From the listing below, pick out each line with the word "title".
>>>
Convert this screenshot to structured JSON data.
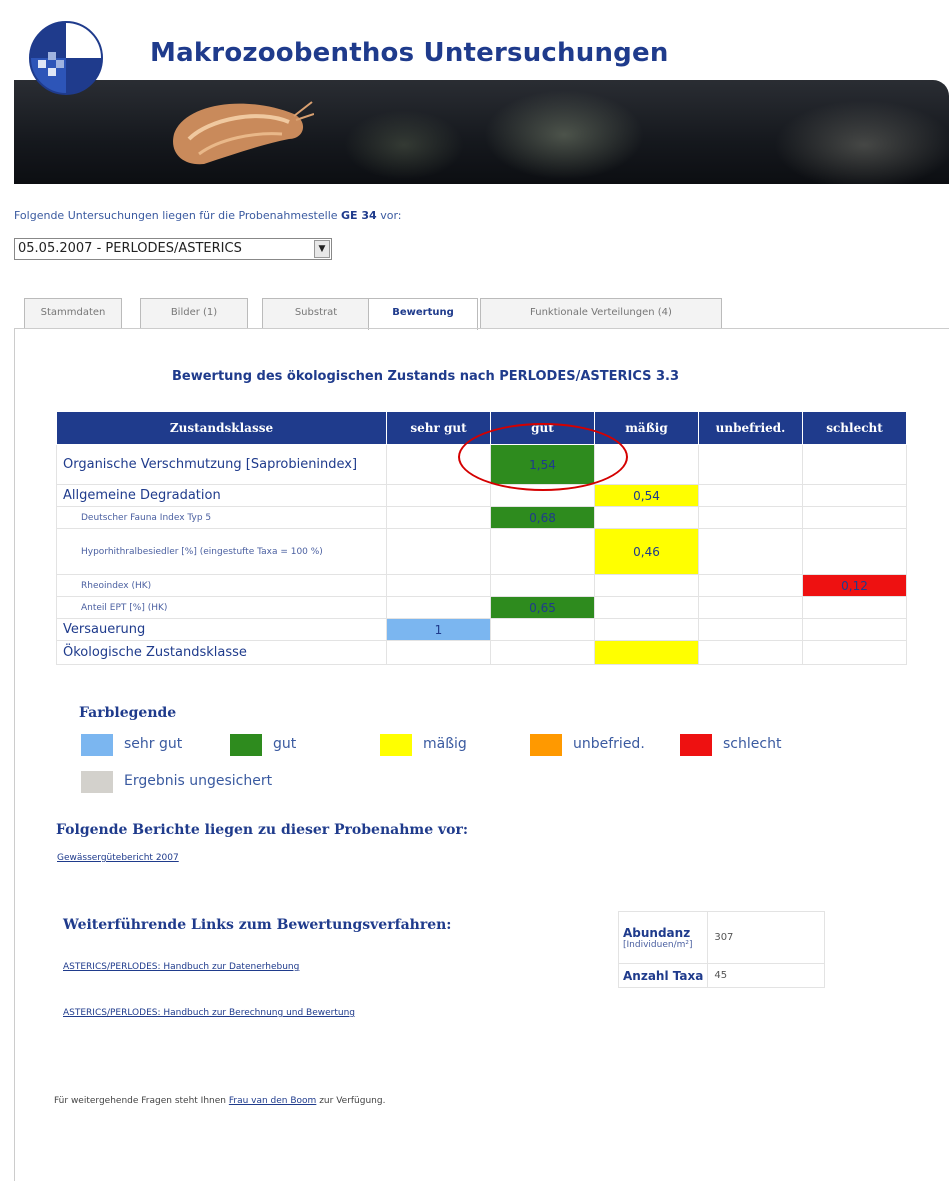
{
  "header": {
    "title": "Makrozoobenthos Untersuchungen"
  },
  "intro": {
    "text": "Folgende Untersuchungen liegen für die Probenahmestelle",
    "station": "GE 34",
    "suffix": "vor:"
  },
  "sample_select": {
    "value": "05.05.2007 - PERLODES/ASTERICS"
  },
  "tabs": [
    {
      "label": "Stammdaten"
    },
    {
      "label": "Bilder (1)"
    },
    {
      "label": "Substrat"
    },
    {
      "label": "Bewertung"
    },
    {
      "label": "Funktionale Verteilungen (4)"
    }
  ],
  "assessment": {
    "title": "Bewertung des ökologischen Zustands nach PERLODES/ASTERICS 3.3",
    "headers": [
      "Zustandsklasse",
      "sehr gut",
      "gut",
      "mäßig",
      "unbefried.",
      "schlecht"
    ],
    "rows": [
      {
        "label": "Organische Verschmutzung [Saprobienindex]",
        "value": "1,54",
        "class": "gut"
      },
      {
        "label": "Allgemeine Degradation",
        "value": "0,54",
        "class": "mäßig"
      },
      {
        "label": "Deutscher Fauna Index Typ 5",
        "value": "0,68",
        "class": "gut"
      },
      {
        "label": "Hyporhithralbesiedler [%] (eingestufte Taxa = 100 %)",
        "value": "0,46",
        "class": "mäßig"
      },
      {
        "label": "Rheoindex (HK)",
        "value": "0,12",
        "class": "schlecht"
      },
      {
        "label": "Anteil EPT [%] (HK)",
        "value": "0,65",
        "class": "gut"
      },
      {
        "label": "Versauerung",
        "value": "1",
        "class": "sehr gut"
      },
      {
        "label": "Ökologische Zustandsklasse",
        "value": "",
        "class": "mäßig"
      }
    ]
  },
  "legend": {
    "title": "Farblegende",
    "items": [
      {
        "label": "sehr gut",
        "color": "#7bb6f0"
      },
      {
        "label": "gut",
        "color": "#2e8b1e"
      },
      {
        "label": "mäßig",
        "color": "#ffff00"
      },
      {
        "label": "unbefried.",
        "color": "#ff9900"
      },
      {
        "label": "schlecht",
        "color": "#ee1111"
      },
      {
        "label": "Ergebnis ungesichert",
        "color": "#d3d1cc"
      }
    ]
  },
  "reports": {
    "title": "Folgende Berichte liegen zu dieser Probenahme vor:",
    "link": "Gewässergütebericht 2007"
  },
  "links": {
    "title": "Weiterführende Links zum Bewertungsverfahren:",
    "items": [
      "ASTERICS/PERLODES: Handbuch zur Datenerhebung",
      "ASTERICS/PERLODES: Handbuch zur Berechnung und Bewertung"
    ]
  },
  "stats": {
    "abundance_label": "Abundanz",
    "abundance_unit": "[Individuen/m²]",
    "abundance_value": "307",
    "taxa_label": "Anzahl Taxa",
    "taxa_value": "45"
  },
  "footer": {
    "prefix": "Für weitergehende Fragen steht Ihnen",
    "contact": "Frau van den Boom",
    "suffix": "zur Verfügung."
  }
}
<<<
▸ **ANSWER BOX**
    "title": "Makrozoobenthos Untersuchungen"
    "title": "Bewertung des ökologischen Zustands nach PERLODES/ASTERICS 3.3",
    "title": "Farblegende",
    "title": "Folgende Berichte liegen zu dieser Probenahme vor:",
    "title": "Weiterführende Links zum Bewertungsverfahren:",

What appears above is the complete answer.